Olive Taylor was sixteen and plump. Her clear-coinplexioned face was ra- ther round, and her eyes a deep beau- tiful hazel. Long golden brown waves ol' hair fell far past her waist, and was the envy of nearly every girl in Mr«. Barton's (the Dragon, as the girls called her) Select School for Young Ladies.

Elsie Coulton was sixteen also, and was short and plump, with a sweet lace, calm grey eyes, and long, curl- ing brown hair.

"Well! Haven't you anything to say?" Pat asked impatiently.

Then a step echoed outside the clos- ed door, and with a clatter and a scat- ter all the girls were back in their places working busily.

The door opened slowly, and a dark

head with a laughing, roguish taco peered cautiously in, then stared in surprise at all the bent heads and busy fingers.

Not a girl looked up. Pat was viciously drawing a dragon with smoke coining out of its mouth. Kate was biting her long-suffering fingers. Kit had for once straightened her back and was muttering something very rapidly with her eyes closed. Ollie was trying to keep from laughing by scribbling swiftly and nudging Klsie, who was also giggling and scribbling.

Tile silence became oppressive.

Pat's pencil "screaked" aggressive- ly : at last she ventured to look up. then burst into a loud "he-haw" and flung her pad and slate on to the ground.

All the girls looked up swiftly, then flung down their books and pencils and

sprang up.

"Alice, you terror!"' they cried, laughing at the mock amazement de- picted on Alice Paulin's bright face. She was a very tall girl splendidly made, with a clear-cut. strong face, a rather large though perfectly-shaped expressive red mouth, showing strong white perfect teeth when she smiled, brilliant, roguish dark eyes, and very long thick dark-brown hair.

"Hivens! Do mo eyes desave nie?'' she cried laughingly. "Were you all working? Girls, Kit's back was straight."

Tho girls all laughed at this, and Kit joined good-humouredly, for her round shoulders were proverbial.

"Oh," Pat cried, ''I've just been tolling the girls about our scheme. Go on, .von explain."

"What?" Alice asked, seating her- self on one. of the desks while the girls crowded round. "Kxplaiu what-5 Haven't you told them. Pat?"

"I told them half.''

"Well." Alice said. "I'll explain our scheme.
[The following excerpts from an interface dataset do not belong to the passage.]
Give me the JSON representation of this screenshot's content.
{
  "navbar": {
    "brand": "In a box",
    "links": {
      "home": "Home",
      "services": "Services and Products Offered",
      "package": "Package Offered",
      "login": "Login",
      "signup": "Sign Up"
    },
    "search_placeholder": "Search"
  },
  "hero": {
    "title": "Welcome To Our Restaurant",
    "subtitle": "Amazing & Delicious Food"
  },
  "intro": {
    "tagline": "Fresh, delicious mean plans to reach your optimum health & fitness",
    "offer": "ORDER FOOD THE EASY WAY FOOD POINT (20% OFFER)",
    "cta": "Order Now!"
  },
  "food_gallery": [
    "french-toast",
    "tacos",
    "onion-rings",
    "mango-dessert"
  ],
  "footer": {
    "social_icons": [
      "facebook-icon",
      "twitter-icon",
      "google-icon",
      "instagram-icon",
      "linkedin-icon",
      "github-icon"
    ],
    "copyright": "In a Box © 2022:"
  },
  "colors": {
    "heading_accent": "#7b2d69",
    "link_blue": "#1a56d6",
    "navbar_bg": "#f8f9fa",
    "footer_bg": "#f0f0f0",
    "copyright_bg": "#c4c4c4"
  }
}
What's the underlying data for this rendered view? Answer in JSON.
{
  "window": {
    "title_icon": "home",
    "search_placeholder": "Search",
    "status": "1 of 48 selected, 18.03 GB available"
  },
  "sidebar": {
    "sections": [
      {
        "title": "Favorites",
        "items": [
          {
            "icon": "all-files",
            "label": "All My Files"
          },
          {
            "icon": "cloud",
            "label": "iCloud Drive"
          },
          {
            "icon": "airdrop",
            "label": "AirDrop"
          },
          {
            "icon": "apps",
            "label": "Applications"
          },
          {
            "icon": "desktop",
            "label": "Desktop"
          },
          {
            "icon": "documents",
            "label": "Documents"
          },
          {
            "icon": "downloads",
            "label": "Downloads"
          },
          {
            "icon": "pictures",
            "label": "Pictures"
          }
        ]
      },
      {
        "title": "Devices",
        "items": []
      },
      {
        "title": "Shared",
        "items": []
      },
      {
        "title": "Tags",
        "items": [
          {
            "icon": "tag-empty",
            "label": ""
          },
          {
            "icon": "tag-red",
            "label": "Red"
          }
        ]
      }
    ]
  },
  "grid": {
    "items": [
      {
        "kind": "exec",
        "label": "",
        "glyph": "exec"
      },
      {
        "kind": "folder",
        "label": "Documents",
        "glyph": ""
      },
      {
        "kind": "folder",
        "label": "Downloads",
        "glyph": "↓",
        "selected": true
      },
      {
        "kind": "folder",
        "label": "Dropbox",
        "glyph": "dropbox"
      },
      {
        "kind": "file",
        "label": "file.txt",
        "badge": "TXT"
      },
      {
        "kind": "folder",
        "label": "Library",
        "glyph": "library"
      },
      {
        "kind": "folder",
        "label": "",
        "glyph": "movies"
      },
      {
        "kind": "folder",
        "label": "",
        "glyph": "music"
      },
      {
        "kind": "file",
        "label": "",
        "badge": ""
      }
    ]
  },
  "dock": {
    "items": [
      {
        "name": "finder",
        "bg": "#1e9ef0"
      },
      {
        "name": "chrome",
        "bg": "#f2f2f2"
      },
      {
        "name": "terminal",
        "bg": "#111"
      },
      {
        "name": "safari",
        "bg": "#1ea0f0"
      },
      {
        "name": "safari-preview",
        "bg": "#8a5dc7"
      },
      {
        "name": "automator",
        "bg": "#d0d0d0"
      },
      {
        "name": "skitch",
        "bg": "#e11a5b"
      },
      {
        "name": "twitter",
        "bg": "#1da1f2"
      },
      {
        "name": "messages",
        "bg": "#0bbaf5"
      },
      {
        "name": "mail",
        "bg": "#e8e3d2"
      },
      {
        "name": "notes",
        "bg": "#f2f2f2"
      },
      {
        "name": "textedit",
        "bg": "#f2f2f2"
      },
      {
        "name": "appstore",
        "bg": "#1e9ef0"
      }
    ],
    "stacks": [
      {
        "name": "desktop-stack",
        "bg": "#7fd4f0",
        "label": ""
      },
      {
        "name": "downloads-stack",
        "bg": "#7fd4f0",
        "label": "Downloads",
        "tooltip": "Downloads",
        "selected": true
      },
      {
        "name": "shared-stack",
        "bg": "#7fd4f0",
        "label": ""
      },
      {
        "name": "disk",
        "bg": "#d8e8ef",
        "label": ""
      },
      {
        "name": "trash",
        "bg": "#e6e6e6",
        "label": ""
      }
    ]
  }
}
Pat received her birthday hamper a little while ago, and I my half-yearly one, so we aro going to

join hampers, and lia ve a ic nat al midnight in the music-room. It is a good joh wc are in \V dormitory, and that tile music-room is so near. We can, Pal and I. go and unpack our hampers after ive have finished prep., and you others can go in the sitting room. One of you will have to stand sentinel at the door while we carry in the things; we can put them behind the piano. You'll have to change sen- tinels every live or ten minutes. Now that is all, I think. Do you under-

stand?"

"'Oh, ves,'- chorused the girls glee- fully.

''It's a jolly good job the Dragon and .Miss .Mary are going away to-day. and oh! girls, fancy us forgetting it's Wednesday and ball-holiday! Why. we need only do half an hour's prep.,'* Pat

cried.

.'Now"-Alice; sprang down from her seat-"'lot us do our prep., girls, and then you can go in the sitting room and do your fancywork. Mind you keep Miss Jermaine in a good temper."